## INFORMATION PROVIDED

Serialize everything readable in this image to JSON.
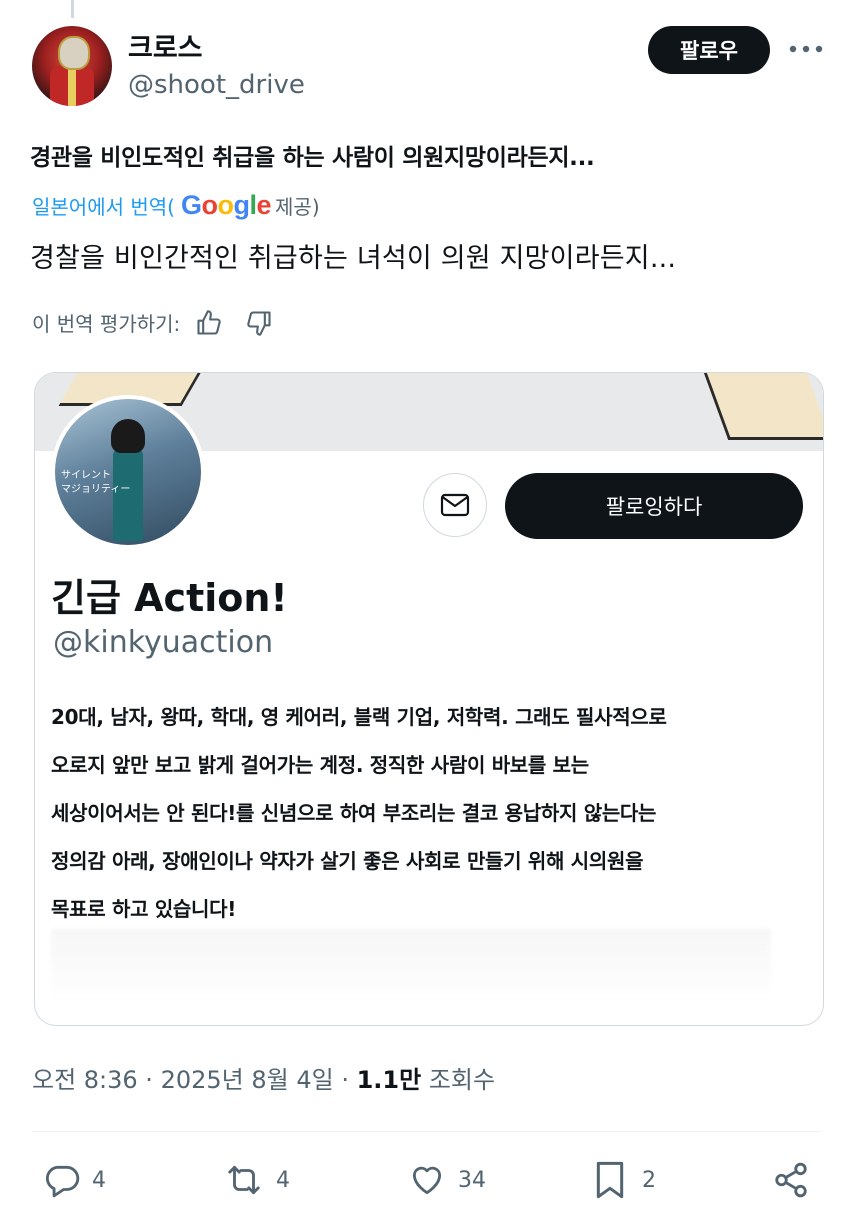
{
  "author": {
    "display_name": "크로스",
    "handle": "@shoot_drive"
  },
  "header": {
    "follow_label": "팔로우",
    "more_icon": "more-dots-icon"
  },
  "post": {
    "original_text": "경관을 비인도적인 취급을 하는 사람이 의원지망이라든지...",
    "translate_from": "일본어에서 번역(",
    "translate_provider": "Google",
    "translate_suffix": " 제공)",
    "translated_text": "경찰을 비인간적인 취급하는 녀석이 의원 지망이라든지...",
    "rate_label": "이 번역 평가하기:"
  },
  "card": {
    "following_label": "팔로잉하다",
    "name": "긴급 Action!",
    "handle": "@kinkyuaction",
    "profile_pic_text": "サイレント\nマジョリティー",
    "bio_lines": [
      "20대, 남자, 왕따, 학대, 영 케어러, 블랙 기업, 저학력. 그래도 필사적으로",
      "오로지 앞만 보고 밝게 걸어가는 계정. 정직한 사람이 바보를 보는",
      "세상이어서는 안 된다!를 신념으로 하여 부조리는 결코 용납하지 않는다는",
      "정의감 아래, 장애인이나 약자가 살기 좋은 사회로 만들기 위해 시의원을",
      "목표로 하고 있습니다!"
    ]
  },
  "meta": {
    "time": "오전 8:36 · 2025년 8월 4일 · ",
    "views": "1.1만",
    "views_label": " 조회수"
  },
  "actions": {
    "replies": "4",
    "reposts": "4",
    "likes": "34",
    "bookmarks": "2"
  },
  "colors": {
    "accent": "#1d9bf0",
    "text": "#0f1419",
    "muted": "#536471",
    "border": "#cfd9de"
  }
}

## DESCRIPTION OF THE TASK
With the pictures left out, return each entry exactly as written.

## EXERCISE ANSWER
Serialize everything readable in this image to JSON.
{
  "author": {
    "display_name": "크로스",
    "handle": "@shoot_drive"
  },
  "header": {
    "follow_label": "팔로우",
    "more_icon": "more-dots-icon"
  },
  "post": {
    "original_text": "경관을 비인도적인 취급을 하는 사람이 의원지망이라든지...",
    "translate_from": "일본어에서 번역(",
    "translate_provider": "Google",
    "translate_suffix": " 제공)",
    "translated_text": "경찰을 비인간적인 취급하는 녀석이 의원 지망이라든지...",
    "rate_label": "이 번역 평가하기:"
  },
  "card": {
    "following_label": "팔로잉하다",
    "name": "긴급 Action!",
    "handle": "@kinkyuaction",
    "profile_pic_text": "サイレント\nマジョリティー",
    "bio_lines": [
      "20대, 남자, 왕따, 학대, 영 케어러, 블랙 기업, 저학력. 그래도 필사적으로",
      "오로지 앞만 보고 밝게 걸어가는 계정. 정직한 사람이 바보를 보는",
      "세상이어서는 안 된다!를 신념으로 하여 부조리는 결코 용납하지 않는다는",
      "정의감 아래, 장애인이나 약자가 살기 좋은 사회로 만들기 위해 시의원을",
      "목표로 하고 있습니다!"
    ]
  },
  "meta": {
    "time": "오전 8:36 · 2025년 8월 4일 · ",
    "views": "1.1만",
    "views_label": " 조회수"
  },
  "actions": {
    "replies": "4",
    "reposts": "4",
    "likes": "34",
    "bookmarks": "2"
  },
  "colors": {
    "accent": "#1d9bf0",
    "text": "#0f1419",
    "muted": "#536471",
    "border": "#cfd9de"
  }
}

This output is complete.